Figure 1: Pseudogravity magnetic image. Data within EL 03 and EL 04 displayed. The ‘close-up’ image on the right highlights the magnetic anomalies well. A red response indicates a stronger magnetic signal. The general outline of the large magnetic complex is indicated; and the elevated responses around the ‘rim’ of the complex is highlighted well. Prospects have been annotated.
A good image of the magnetic response within EL 03 and EL04 is presented in Figure 1. The pseudogravity filter involves both pole reduction and vertical integration; which can be thought of as effectively shifting anomalies over their sources and removing the dipolar response of the field [assuming induced magnetization]. The result is a smoothed and simplified version of the magnetic response over the area. The large circular magnetic complex is well highlighted, with the strongest response on the rim of the complex at Melilup.
Figure 2: Combined residual magnetic image. Data within EL 03 and EL 04 displayed. The ‘close-up’ image on the right highlights the magnetic anomalies well. White in the image reflects a strong magnetic response in all residuals – shallow, intermediate and deep; indicating a higher likelihood at that location of depth extensive sources [ie, not just a shallow response]. The general outline of the large magnetic complex is indicated. Prospects have been annotated.
Two more useful magnetic images are presented in Figures 2 & 3; and the radiometric response in Figures 4 & 5.
Figure 3: Radial symmetry [intrusion detection] magnetic image. Data within EL 03 and EL 04 displayed. This filter highlights positive magnetic anomalies that are both radially symmetric and exhibit a strong amplitude. The minimum radius = 800m, which corresponds to a diameter range of 1.6km to 3.2km. The elevated discrete responses around the rim of the main magnetic complex are well highlighted using this filter.
Figure 4: Residual Potassium image. Data within EL 03 and EL 04 displayed. The radiometric data was difficult to level, so a broad residual has been applied to the data grid improving the delineation of discrete anomalies. The ‘close-up’ image on the right highlights the zones of elevated Potassium well. The black polygons outline the most anomalous responses; mostly around the rim of the large magnetic complex [which could be multiple features with rims].
Figure 5: Ternary radiometric image, where Potassium = Red, Thorium = Green and Uranium = Blue [standard combination]. The residual element grids were used in the ternary display [residual 200-1km]. Unfortunately the data are not of a quality high enough to manipulate the element ratios or generate useful radioelement ratio ternary images. This standard ternary image does however, highlight the anomalous radiometric zones well. It is the elevated Potassium polygons that have been overlain on the ‘close-up’ image on the right.
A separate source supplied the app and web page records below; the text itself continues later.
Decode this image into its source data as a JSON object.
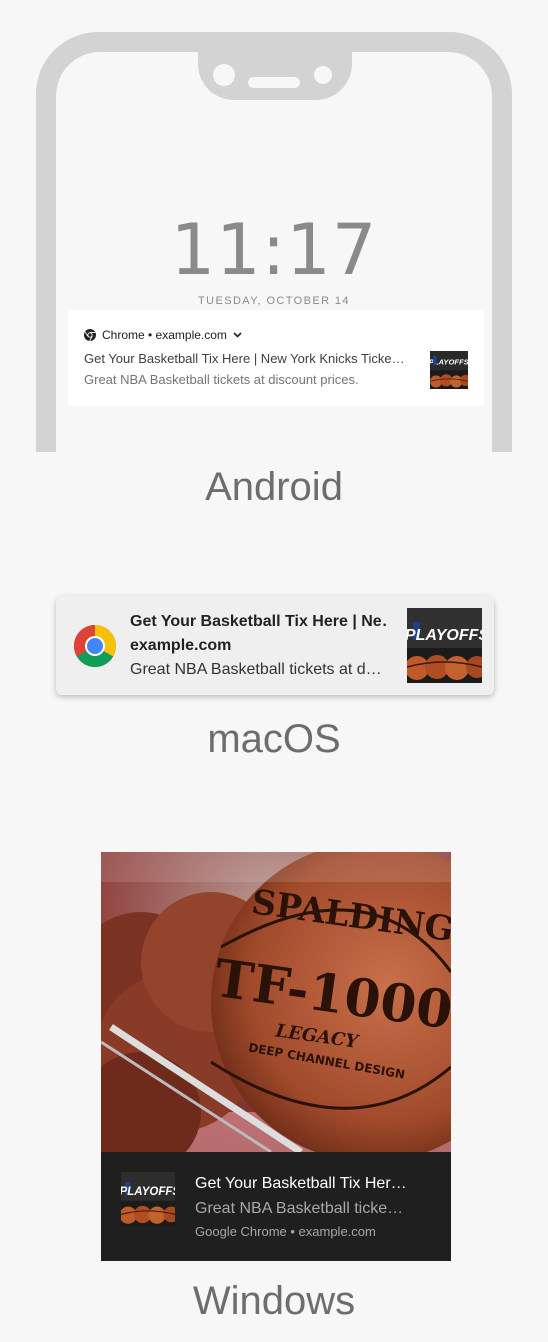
{
  "android": {
    "time": "11:17",
    "date": "TUESDAY, OCTOBER 14",
    "header": "Chrome • example.com",
    "title": "Get Your Basketball Tix Here | New York Knicks Ticke…",
    "body": "Great NBA Basketball tickets at discount prices.",
    "label": "Android"
  },
  "macos": {
    "title": "Get Your Basketball Tix Here | Ne…",
    "site": "example.com",
    "body": "Great NBA Basketball tickets at d…",
    "label": "macOS"
  },
  "windows": {
    "title": "Get Your Basketball Tix Her…",
    "body": "Great NBA Basketball ticke…",
    "attribution": "Google Chrome • example.com",
    "label": "Windows"
  },
  "thumbnail": {
    "logo_text": "PLAYOFFS"
  },
  "hero": {
    "brand_text": "SPALDING",
    "model_text": "TF-1000",
    "sub_text": "LEGACY",
    "tagline": "DEEP CHANNEL DESIGN"
  },
  "icons": {
    "browser": "chrome-icon",
    "expand": "chevron-down-icon"
  },
  "colors": {
    "chrome_red": "#db4437",
    "chrome_yellow": "#f4c20d",
    "chrome_green": "#0f9d58",
    "chrome_blue": "#4285f4",
    "windows_bar": "#1f1f1f",
    "phone_frame": "#d3d3d3"
  }
}
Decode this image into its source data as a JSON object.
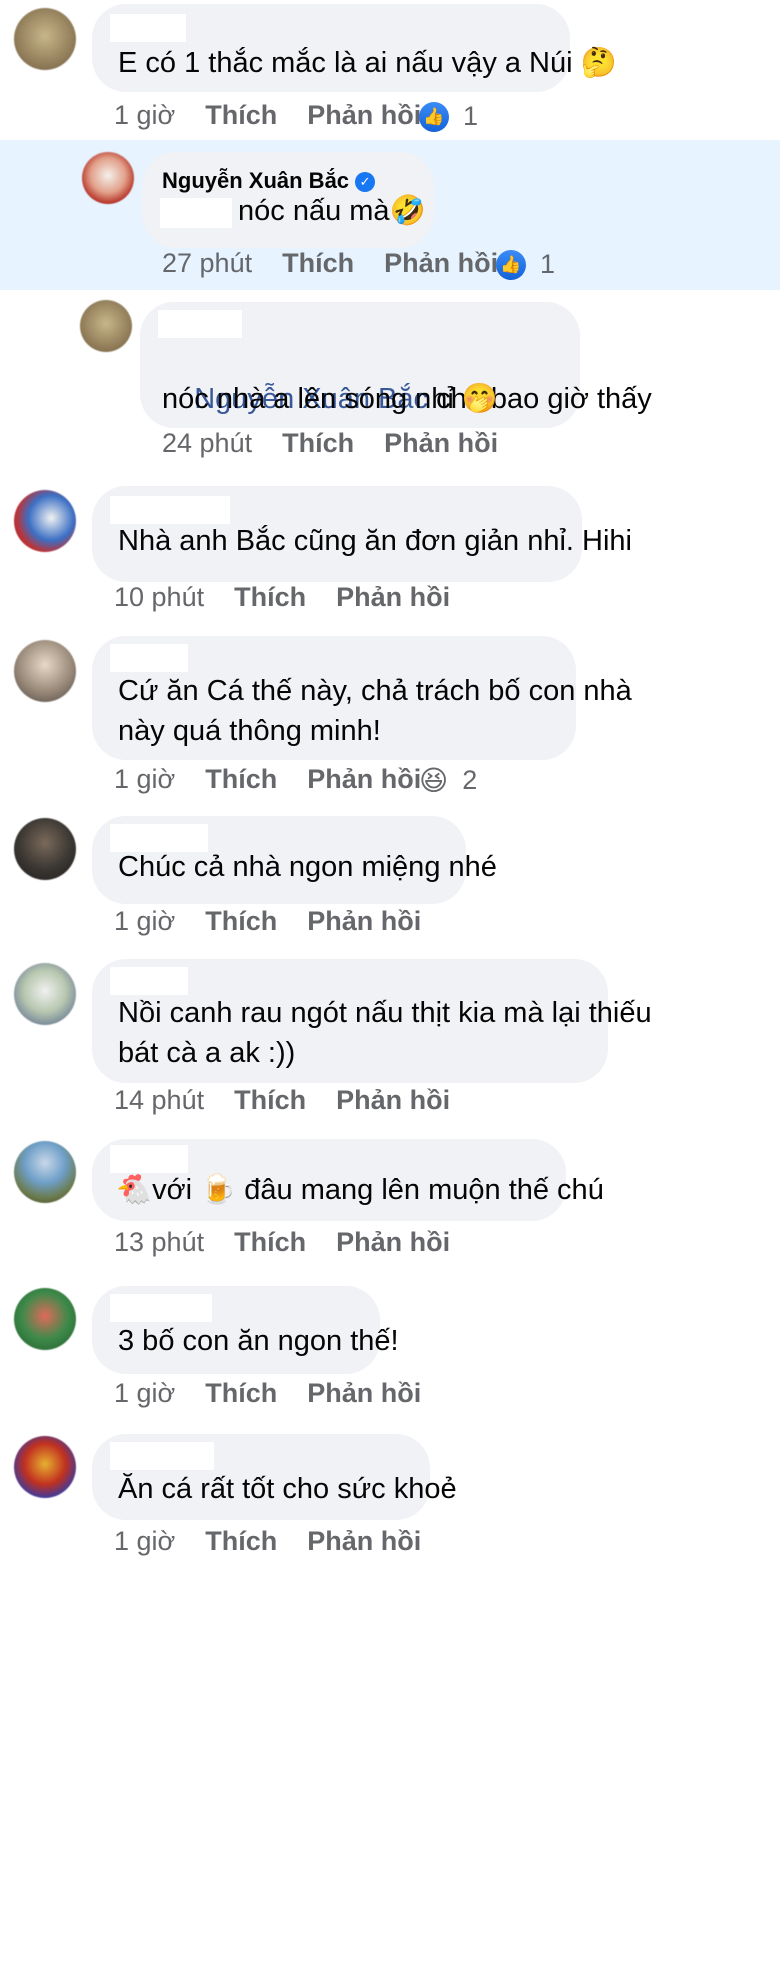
{
  "colors": {
    "bubble": "#f0f2f5",
    "highlight": "#e7f3ff",
    "meta": "#65676b",
    "mention": "#385898",
    "like": "#1877f2"
  },
  "comments": [
    {
      "name": "",
      "text": "E có 1 thắc mắc là ai nấu vậy a Núi 🤔",
      "time": "1 giờ",
      "like": "Thích",
      "reply": "Phản hồi",
      "reaction_icon": "like-icon",
      "reaction_count": "1"
    },
    {
      "name": "Nguyễn Xuân Bắc",
      "verified": true,
      "text_after_redact": "nóc nấu mà🤣",
      "time": "27 phút",
      "like": "Thích",
      "reply": "Phản hồi",
      "reaction_icon": "like-icon",
      "reaction_count": "1"
    },
    {
      "name": "",
      "mention": "Nguyễn Xuân Bắc",
      "text_line1": " chả bao giờ thấy",
      "text_line2": "nóc nhà a lên sóng nhỉ 🤭",
      "time": "24 phút",
      "like": "Thích",
      "reply": "Phản hồi"
    },
    {
      "name": "",
      "text": "Nhà anh Bắc cũng ăn đơn giản nhỉ. Hihi",
      "time": "10 phút",
      "like": "Thích",
      "reply": "Phản hồi"
    },
    {
      "name": "",
      "text_line1": "Cứ ăn Cá thế này, chả trách bố con nhà",
      "text_line2": "này quá thông minh!",
      "time": "1 giờ",
      "like": "Thích",
      "reply": "Phản hồi",
      "reaction_icon": "haha-icon",
      "reaction_count": "2"
    },
    {
      "name": "",
      "text": "Chúc cả nhà ngon miệng nhé",
      "time": "1 giờ",
      "like": "Thích",
      "reply": "Phản hồi"
    },
    {
      "name": "",
      "text_line1": "Nồi canh rau ngót nấu thịt kia mà lại thiếu",
      "text_line2": "bát cà a ak :))",
      "time": "14 phút",
      "like": "Thích",
      "reply": "Phản hồi"
    },
    {
      "name": "",
      "text": "🐔với 🍺 đâu mang lên muộn thế chú",
      "time": "13 phút",
      "like": "Thích",
      "reply": "Phản hồi"
    },
    {
      "name": "",
      "text": "3 bố con ăn ngon thế!",
      "time": "1 giờ",
      "like": "Thích",
      "reply": "Phản hồi"
    },
    {
      "name": "",
      "text": "Ăn cá rất tốt cho sức khoẻ",
      "time": "1 giờ",
      "like": "Thích",
      "reply": "Phản hồi"
    }
  ]
}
The Potassium and ternary radiometric images shown in Figures 4 and 5 respectively are useful for highlighting anomalism. There is a reasonable spatial correlation between discrete elevated magnetic and radiometric anomalies. This observation was combined with an analysis of the SRTM 30m topography data [subtle circular to elliptical depressions specifically] to carry out preliminary targeting runs to identify locations where favourable magnetic, radiometric and topographic responses coincide. Being highly aware of the variable magnetic response of porphyry systems and the limitations of the data by virtue of its vintage; a set of target areas were defined for ground follow-up. The results are presented in Figure 6.
Figure 6: Geophysical target zones. The geophysical and remote sensing data were used to generate exploration target zones. The porphyry Cu-Au model of Koschke  was used. Specifically, the following layers were combined: MAGNETIC radially symmetric highs, RADIOMETRIC potassium highs, TOPOGRAPHY radially symmetric lows. Targets were categorized into one of three priority classes, with priority-1 being the highest priority targets.